◆ What this task involves ◆
Copy out each line of the material in which the word "Going" can be found.

◆ Supplied data ◆
----

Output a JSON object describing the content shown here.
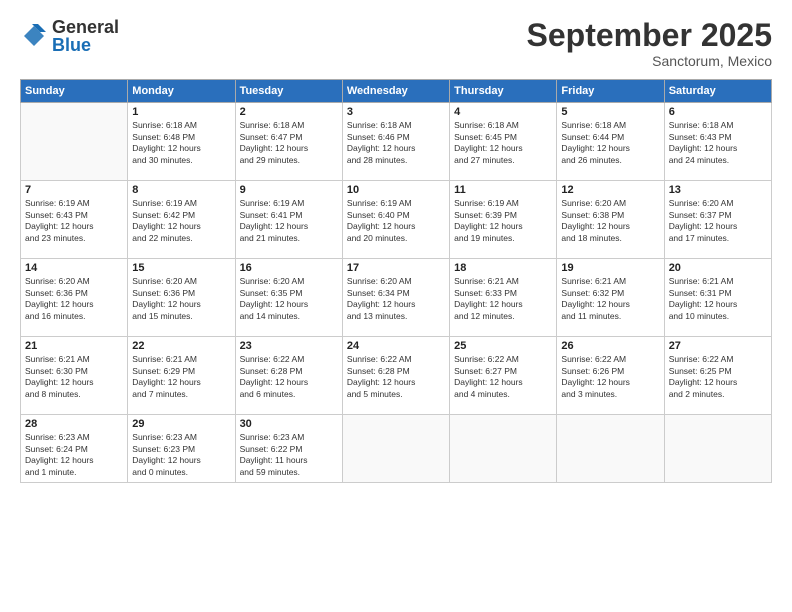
{
  "logo": {
    "general": "General",
    "blue": "Blue"
  },
  "header": {
    "month": "September 2025",
    "location": "Sanctorum, Mexico"
  },
  "weekdays": [
    "Sunday",
    "Monday",
    "Tuesday",
    "Wednesday",
    "Thursday",
    "Friday",
    "Saturday"
  ],
  "days": [
    {
      "date": "",
      "info": ""
    },
    {
      "date": "1",
      "info": "Sunrise: 6:18 AM\nSunset: 6:48 PM\nDaylight: 12 hours\nand 30 minutes."
    },
    {
      "date": "2",
      "info": "Sunrise: 6:18 AM\nSunset: 6:47 PM\nDaylight: 12 hours\nand 29 minutes."
    },
    {
      "date": "3",
      "info": "Sunrise: 6:18 AM\nSunset: 6:46 PM\nDaylight: 12 hours\nand 28 minutes."
    },
    {
      "date": "4",
      "info": "Sunrise: 6:18 AM\nSunset: 6:45 PM\nDaylight: 12 hours\nand 27 minutes."
    },
    {
      "date": "5",
      "info": "Sunrise: 6:18 AM\nSunset: 6:44 PM\nDaylight: 12 hours\nand 26 minutes."
    },
    {
      "date": "6",
      "info": "Sunrise: 6:18 AM\nSunset: 6:43 PM\nDaylight: 12 hours\nand 24 minutes."
    },
    {
      "date": "7",
      "info": "Sunrise: 6:19 AM\nSunset: 6:43 PM\nDaylight: 12 hours\nand 23 minutes."
    },
    {
      "date": "8",
      "info": "Sunrise: 6:19 AM\nSunset: 6:42 PM\nDaylight: 12 hours\nand 22 minutes."
    },
    {
      "date": "9",
      "info": "Sunrise: 6:19 AM\nSunset: 6:41 PM\nDaylight: 12 hours\nand 21 minutes."
    },
    {
      "date": "10",
      "info": "Sunrise: 6:19 AM\nSunset: 6:40 PM\nDaylight: 12 hours\nand 20 minutes."
    },
    {
      "date": "11",
      "info": "Sunrise: 6:19 AM\nSunset: 6:39 PM\nDaylight: 12 hours\nand 19 minutes."
    },
    {
      "date": "12",
      "info": "Sunrise: 6:20 AM\nSunset: 6:38 PM\nDaylight: 12 hours\nand 18 minutes."
    },
    {
      "date": "13",
      "info": "Sunrise: 6:20 AM\nSunset: 6:37 PM\nDaylight: 12 hours\nand 17 minutes."
    },
    {
      "date": "14",
      "info": "Sunrise: 6:20 AM\nSunset: 6:36 PM\nDaylight: 12 hours\nand 16 minutes."
    },
    {
      "date": "15",
      "info": "Sunrise: 6:20 AM\nSunset: 6:36 PM\nDaylight: 12 hours\nand 15 minutes."
    },
    {
      "date": "16",
      "info": "Sunrise: 6:20 AM\nSunset: 6:35 PM\nDaylight: 12 hours\nand 14 minutes."
    },
    {
      "date": "17",
      "info": "Sunrise: 6:20 AM\nSunset: 6:34 PM\nDaylight: 12 hours\nand 13 minutes."
    },
    {
      "date": "18",
      "info": "Sunrise: 6:21 AM\nSunset: 6:33 PM\nDaylight: 12 hours\nand 12 minutes."
    },
    {
      "date": "19",
      "info": "Sunrise: 6:21 AM\nSunset: 6:32 PM\nDaylight: 12 hours\nand 11 minutes."
    },
    {
      "date": "20",
      "info": "Sunrise: 6:21 AM\nSunset: 6:31 PM\nDaylight: 12 hours\nand 10 minutes."
    },
    {
      "date": "21",
      "info": "Sunrise: 6:21 AM\nSunset: 6:30 PM\nDaylight: 12 hours\nand 8 minutes."
    },
    {
      "date": "22",
      "info": "Sunrise: 6:21 AM\nSunset: 6:29 PM\nDaylight: 12 hours\nand 7 minutes."
    },
    {
      "date": "23",
      "info": "Sunrise: 6:22 AM\nSunset: 6:28 PM\nDaylight: 12 hours\nand 6 minutes."
    },
    {
      "date": "24",
      "info": "Sunrise: 6:22 AM\nSunset: 6:28 PM\nDaylight: 12 hours\nand 5 minutes."
    },
    {
      "date": "25",
      "info": "Sunrise: 6:22 AM\nSunset: 6:27 PM\nDaylight: 12 hours\nand 4 minutes."
    },
    {
      "date": "26",
      "info": "Sunrise: 6:22 AM\nSunset: 6:26 PM\nDaylight: 12 hours\nand 3 minutes."
    },
    {
      "date": "27",
      "info": "Sunrise: 6:22 AM\nSunset: 6:25 PM\nDaylight: 12 hours\nand 2 minutes."
    },
    {
      "date": "28",
      "info": "Sunrise: 6:23 AM\nSunset: 6:24 PM\nDaylight: 12 hours\nand 1 minute."
    },
    {
      "date": "29",
      "info": "Sunrise: 6:23 AM\nSunset: 6:23 PM\nDaylight: 12 hours\nand 0 minutes."
    },
    {
      "date": "30",
      "info": "Sunrise: 6:23 AM\nSunset: 6:22 PM\nDaylight: 11 hours\nand 59 minutes."
    },
    {
      "date": "",
      "info": ""
    },
    {
      "date": "",
      "info": ""
    },
    {
      "date": "",
      "info": ""
    },
    {
      "date": "",
      "info": ""
    }
  ]
}
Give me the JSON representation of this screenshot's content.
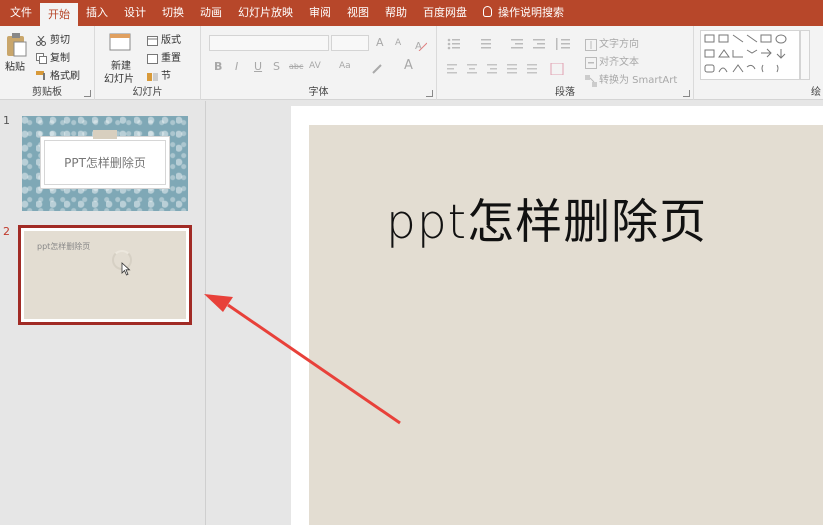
{
  "menu": {
    "items": [
      "文件",
      "开始",
      "插入",
      "设计",
      "切换",
      "动画",
      "幻灯片放映",
      "审阅",
      "视图",
      "帮助",
      "百度网盘"
    ],
    "active_index": 1,
    "tell_me": "操作说明搜索"
  },
  "ribbon": {
    "clipboard": {
      "paste": "粘贴",
      "cut": "剪切",
      "copy": "复制",
      "format_painter": "格式刷",
      "label": "剪贴板"
    },
    "slides": {
      "new_slide_line1": "新建",
      "new_slide_line2": "幻灯片",
      "layout": "版式",
      "reset": "重置",
      "section": "节",
      "label": "幻灯片"
    },
    "font": {
      "label": "字体",
      "bold": "B",
      "italic": "I",
      "underline": "U",
      "shadow": "S",
      "strike": "abc",
      "spacing": "AV",
      "case": "Aa",
      "color": "A",
      "grow": "A",
      "shrink": "A"
    },
    "paragraph": {
      "label": "段落",
      "text_direction": "文字方向",
      "align_text": "对齐文本",
      "smartart": "转换为 SmartArt"
    },
    "drawing": {
      "label": "绘"
    }
  },
  "thumbnails": [
    {
      "number": "1",
      "title": "PPT怎样删除页"
    },
    {
      "number": "2",
      "title": "ppt怎样删除页"
    }
  ],
  "slide": {
    "title": "ppt怎样删除页"
  },
  "colors": {
    "accent": "#b7472a",
    "selection": "#a12b25",
    "slide_bg": "#e3ddd2",
    "arrow": "#e8413a"
  }
}
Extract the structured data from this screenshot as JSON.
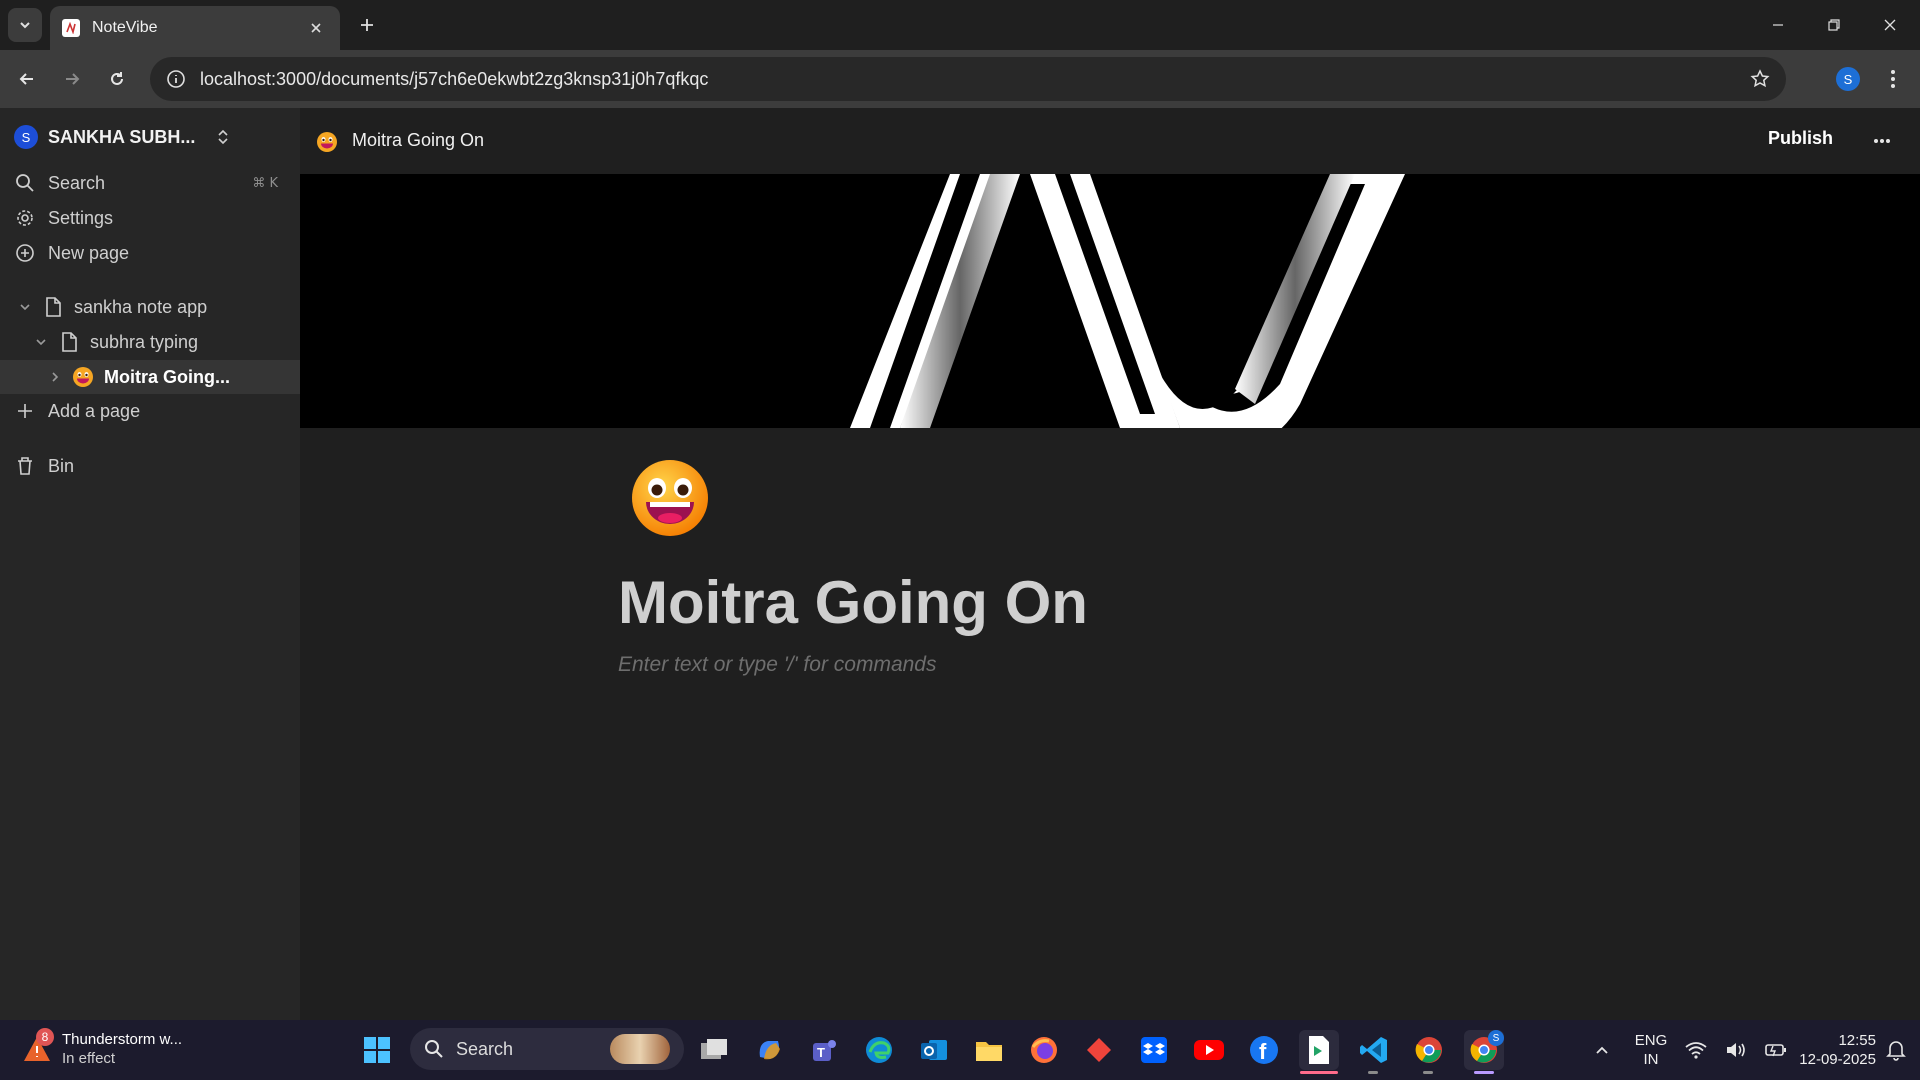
{
  "browser": {
    "tab_title": "NoteVibe",
    "url": "localhost:3000/documents/j57ch6e0ekwbt2zg3knsp31j0h7qfkqc",
    "profile_initial": "S"
  },
  "sidebar": {
    "workspace_initial": "S",
    "workspace_name": "SANKHA SUBH...",
    "search_label": "Search",
    "search_shortcut": "⌘ K",
    "settings_label": "Settings",
    "new_page_label": "New page",
    "pages": [
      {
        "label": "sankha note app"
      },
      {
        "label": "subhra typing"
      },
      {
        "label": "Moitra Going..."
      }
    ],
    "add_page_label": "Add a page",
    "bin_label": "Bin"
  },
  "document": {
    "breadcrumb_title": "Moitra Going On",
    "publish_label": "Publish",
    "title": "Moitra Going On",
    "placeholder": "Enter text or type '/' for commands",
    "icon": "grinning-face-emoji"
  },
  "taskbar": {
    "weather_badge": "8",
    "weather_title": "Thunderstorm w...",
    "weather_status": "In effect",
    "search_label": "Search",
    "lang_top": "ENG",
    "lang_bottom": "IN",
    "time": "12:55",
    "date": "12-09-2025",
    "chrome_profile_badge": "S",
    "apps": [
      "start-icon",
      "task-view-icon",
      "copilot-icon",
      "teams-icon",
      "edge-icon",
      "outlook-icon",
      "file-explorer-icon",
      "firefox-icon",
      "anydesk-icon",
      "dropbox-icon",
      "youtube-icon",
      "facebook-icon",
      "notevibe-icon",
      "vscode-icon",
      "chrome-icon",
      "chrome-profile-icon"
    ]
  },
  "colors": {
    "sidebar_bg": "#262626",
    "main_bg": "#1f1f1f",
    "active_row": "#353535",
    "taskbar_bg": "#1c1b2d"
  }
}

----

◆ Answer below ◆
        "label": "Moitra Going..."
    "breadcrumb_title": "Moitra Going On",
    "title": "Moitra Going On",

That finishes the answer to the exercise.